A volunteer-run heritage railway has been awarded £50,000 to look at reinstating services to the mainline.
Swanage Railway in Dorset is to conduct a fresh feasibility study in the hope of running regular connecting trains.
The line from Swanage to Wareham was ripped up in 1972 and volunteers spent decades reinstating it.
The Department for Transport grant will be used to produce a business case for a regular passenger service between Swanage and Wareham.
A similar feasibility study was previously carried out in 2008, before the heritage line was reconnected to the mainline near Worgret Junction, south of Wareham.
Since then, special services have run on the connected route, in addition to the trains that operate on the heritage line to Swanage, Norden, Corfe Castle, Harmans Cross and Herston Halt.
Swanage Railway chairman and volunteer signalman Gavin Johns said: "The grant will pay for a fully updated feasibility study and, we hope, a positive business case for a passenger train service between Swanage and Wareham once the Coronavirus pandemic is over."
Swanage Railway Project Wareham director Mark Woolley said: "We hope that the outcome of the feasibility study and business case work will provide us with an updated way ahead on how to operate a sustainable train service to Wareham."

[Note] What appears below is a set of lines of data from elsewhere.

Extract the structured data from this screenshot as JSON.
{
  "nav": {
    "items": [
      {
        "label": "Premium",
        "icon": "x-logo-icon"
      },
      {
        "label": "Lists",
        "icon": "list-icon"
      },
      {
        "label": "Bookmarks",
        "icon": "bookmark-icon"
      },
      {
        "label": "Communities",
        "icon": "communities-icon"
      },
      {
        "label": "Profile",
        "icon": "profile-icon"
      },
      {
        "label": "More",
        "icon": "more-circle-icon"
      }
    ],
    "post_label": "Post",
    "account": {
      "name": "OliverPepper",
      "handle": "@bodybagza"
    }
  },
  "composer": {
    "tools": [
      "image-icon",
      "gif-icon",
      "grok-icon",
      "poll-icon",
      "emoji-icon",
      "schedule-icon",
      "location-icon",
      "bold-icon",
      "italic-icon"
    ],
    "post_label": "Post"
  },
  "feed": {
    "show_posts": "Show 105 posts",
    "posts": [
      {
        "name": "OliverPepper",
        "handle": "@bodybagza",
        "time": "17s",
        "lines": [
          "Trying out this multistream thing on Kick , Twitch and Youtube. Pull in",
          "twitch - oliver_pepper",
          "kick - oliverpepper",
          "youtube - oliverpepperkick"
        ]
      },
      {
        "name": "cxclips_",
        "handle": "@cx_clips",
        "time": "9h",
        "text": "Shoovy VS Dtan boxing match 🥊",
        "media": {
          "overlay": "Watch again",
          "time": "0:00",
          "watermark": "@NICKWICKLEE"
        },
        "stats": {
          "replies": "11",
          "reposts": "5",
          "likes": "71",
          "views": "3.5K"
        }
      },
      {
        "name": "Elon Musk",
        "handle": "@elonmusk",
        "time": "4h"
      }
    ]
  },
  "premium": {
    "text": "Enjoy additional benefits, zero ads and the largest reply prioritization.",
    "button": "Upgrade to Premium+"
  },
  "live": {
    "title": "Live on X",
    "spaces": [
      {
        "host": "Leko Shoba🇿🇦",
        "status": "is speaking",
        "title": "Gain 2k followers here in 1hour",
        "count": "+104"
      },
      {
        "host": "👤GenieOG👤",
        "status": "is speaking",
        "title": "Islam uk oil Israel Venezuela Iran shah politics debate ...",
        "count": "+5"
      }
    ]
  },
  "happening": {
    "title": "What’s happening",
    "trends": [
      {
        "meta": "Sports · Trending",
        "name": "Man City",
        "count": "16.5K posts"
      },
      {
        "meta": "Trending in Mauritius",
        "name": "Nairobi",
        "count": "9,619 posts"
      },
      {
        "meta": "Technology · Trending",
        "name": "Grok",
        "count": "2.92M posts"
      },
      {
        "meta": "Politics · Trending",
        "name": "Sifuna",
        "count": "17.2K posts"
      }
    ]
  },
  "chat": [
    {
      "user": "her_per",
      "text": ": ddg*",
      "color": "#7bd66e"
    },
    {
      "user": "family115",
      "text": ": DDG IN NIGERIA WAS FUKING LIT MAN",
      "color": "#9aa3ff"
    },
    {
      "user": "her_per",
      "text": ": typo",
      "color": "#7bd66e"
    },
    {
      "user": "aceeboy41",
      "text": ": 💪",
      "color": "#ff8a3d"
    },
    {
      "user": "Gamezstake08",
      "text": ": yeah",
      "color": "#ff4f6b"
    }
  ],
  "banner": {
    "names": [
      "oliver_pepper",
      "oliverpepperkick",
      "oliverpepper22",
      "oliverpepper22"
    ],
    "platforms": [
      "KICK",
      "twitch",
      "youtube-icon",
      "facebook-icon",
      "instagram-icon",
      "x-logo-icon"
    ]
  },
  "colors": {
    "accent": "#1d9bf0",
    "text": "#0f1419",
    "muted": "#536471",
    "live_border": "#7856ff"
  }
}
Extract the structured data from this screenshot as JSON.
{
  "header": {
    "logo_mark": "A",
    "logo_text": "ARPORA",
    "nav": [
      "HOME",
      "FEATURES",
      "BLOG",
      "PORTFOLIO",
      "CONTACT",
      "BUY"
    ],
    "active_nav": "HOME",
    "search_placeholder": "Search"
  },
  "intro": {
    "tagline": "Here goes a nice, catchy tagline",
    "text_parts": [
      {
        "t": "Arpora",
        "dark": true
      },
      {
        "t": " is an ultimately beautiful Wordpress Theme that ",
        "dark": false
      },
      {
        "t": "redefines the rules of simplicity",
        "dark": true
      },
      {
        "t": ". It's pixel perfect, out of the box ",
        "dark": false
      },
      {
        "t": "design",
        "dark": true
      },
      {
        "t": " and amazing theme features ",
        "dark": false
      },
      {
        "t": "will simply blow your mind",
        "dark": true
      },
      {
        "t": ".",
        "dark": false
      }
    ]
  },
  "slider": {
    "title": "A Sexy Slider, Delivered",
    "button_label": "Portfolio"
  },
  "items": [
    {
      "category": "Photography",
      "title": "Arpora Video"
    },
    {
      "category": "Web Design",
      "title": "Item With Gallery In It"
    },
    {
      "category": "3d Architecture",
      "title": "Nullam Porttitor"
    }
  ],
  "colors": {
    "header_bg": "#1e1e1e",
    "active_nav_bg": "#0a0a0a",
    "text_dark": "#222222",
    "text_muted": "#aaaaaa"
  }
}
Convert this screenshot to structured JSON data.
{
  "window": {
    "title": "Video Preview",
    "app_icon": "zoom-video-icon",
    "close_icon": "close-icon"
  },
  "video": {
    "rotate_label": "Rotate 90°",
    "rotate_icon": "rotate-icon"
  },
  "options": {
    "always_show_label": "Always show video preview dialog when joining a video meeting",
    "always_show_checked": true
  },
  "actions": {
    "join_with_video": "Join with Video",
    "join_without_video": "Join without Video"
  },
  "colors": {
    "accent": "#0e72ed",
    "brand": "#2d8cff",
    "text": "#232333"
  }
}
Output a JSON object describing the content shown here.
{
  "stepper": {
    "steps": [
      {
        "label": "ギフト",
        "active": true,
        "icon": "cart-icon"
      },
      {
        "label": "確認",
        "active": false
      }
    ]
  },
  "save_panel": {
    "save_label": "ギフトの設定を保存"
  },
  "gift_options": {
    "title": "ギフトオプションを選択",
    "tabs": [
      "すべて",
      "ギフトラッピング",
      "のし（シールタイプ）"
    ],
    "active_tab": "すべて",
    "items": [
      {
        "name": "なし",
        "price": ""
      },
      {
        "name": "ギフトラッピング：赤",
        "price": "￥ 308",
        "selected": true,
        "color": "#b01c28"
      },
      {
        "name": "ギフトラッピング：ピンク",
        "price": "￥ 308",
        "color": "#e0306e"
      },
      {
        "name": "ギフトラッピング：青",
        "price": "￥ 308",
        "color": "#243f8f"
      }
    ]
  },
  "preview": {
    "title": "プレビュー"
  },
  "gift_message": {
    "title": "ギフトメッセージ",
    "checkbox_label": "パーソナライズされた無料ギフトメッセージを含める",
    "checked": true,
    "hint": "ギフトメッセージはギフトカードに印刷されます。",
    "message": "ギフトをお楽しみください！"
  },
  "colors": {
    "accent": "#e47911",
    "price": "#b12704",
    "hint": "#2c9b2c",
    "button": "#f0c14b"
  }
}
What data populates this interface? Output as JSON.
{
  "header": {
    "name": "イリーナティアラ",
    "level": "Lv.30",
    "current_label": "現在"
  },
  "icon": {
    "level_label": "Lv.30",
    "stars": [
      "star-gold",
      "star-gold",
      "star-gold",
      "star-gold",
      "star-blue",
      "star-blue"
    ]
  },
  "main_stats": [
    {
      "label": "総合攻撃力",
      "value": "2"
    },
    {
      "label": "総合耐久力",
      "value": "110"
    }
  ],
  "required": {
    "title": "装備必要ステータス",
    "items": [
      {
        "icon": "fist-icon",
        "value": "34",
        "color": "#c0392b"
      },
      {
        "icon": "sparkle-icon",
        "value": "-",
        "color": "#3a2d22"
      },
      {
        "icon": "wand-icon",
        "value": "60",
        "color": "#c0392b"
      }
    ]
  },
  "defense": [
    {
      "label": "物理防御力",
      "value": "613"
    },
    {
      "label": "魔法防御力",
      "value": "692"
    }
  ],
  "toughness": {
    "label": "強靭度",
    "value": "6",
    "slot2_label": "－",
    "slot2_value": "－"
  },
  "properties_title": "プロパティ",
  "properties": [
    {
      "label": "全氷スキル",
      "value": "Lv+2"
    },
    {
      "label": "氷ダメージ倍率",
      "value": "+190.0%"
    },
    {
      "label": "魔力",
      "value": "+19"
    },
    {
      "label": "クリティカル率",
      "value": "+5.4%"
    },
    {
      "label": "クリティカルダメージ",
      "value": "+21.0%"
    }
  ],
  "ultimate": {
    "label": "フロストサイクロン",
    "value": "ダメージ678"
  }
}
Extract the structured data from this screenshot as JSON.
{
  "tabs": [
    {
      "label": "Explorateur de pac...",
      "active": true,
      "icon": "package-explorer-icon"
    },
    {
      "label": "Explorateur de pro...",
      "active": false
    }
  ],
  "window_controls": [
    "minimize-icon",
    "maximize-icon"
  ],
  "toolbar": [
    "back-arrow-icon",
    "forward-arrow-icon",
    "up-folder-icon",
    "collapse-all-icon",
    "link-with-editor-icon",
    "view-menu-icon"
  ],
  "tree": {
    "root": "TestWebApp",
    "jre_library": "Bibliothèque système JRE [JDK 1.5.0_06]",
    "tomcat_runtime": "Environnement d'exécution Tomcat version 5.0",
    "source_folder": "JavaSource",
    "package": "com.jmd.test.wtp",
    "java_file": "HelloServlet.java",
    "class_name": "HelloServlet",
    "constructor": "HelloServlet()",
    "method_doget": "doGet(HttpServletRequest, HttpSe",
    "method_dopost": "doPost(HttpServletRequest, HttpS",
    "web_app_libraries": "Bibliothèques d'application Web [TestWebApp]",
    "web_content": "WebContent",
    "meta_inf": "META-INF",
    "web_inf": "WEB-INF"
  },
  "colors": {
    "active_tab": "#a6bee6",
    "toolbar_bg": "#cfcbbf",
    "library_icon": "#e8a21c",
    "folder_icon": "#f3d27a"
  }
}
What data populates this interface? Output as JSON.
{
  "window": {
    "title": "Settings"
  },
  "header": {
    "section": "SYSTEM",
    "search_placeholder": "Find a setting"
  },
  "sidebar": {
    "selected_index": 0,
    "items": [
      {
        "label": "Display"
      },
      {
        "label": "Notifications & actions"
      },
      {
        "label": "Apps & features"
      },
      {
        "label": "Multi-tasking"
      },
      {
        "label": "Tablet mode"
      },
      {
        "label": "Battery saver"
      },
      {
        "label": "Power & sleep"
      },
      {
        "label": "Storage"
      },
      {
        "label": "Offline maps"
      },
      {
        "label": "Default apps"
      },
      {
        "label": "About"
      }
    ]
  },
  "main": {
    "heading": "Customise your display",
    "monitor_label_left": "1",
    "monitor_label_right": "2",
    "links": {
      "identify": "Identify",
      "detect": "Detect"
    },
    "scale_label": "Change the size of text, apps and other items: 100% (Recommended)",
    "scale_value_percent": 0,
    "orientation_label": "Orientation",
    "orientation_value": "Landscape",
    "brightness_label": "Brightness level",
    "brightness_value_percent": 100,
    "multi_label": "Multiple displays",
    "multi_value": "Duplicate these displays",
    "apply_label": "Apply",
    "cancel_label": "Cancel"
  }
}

The railway previously said it had been left "on a knife edge" because of the coronavirus crisis and launched an emergency appeal to help it survive.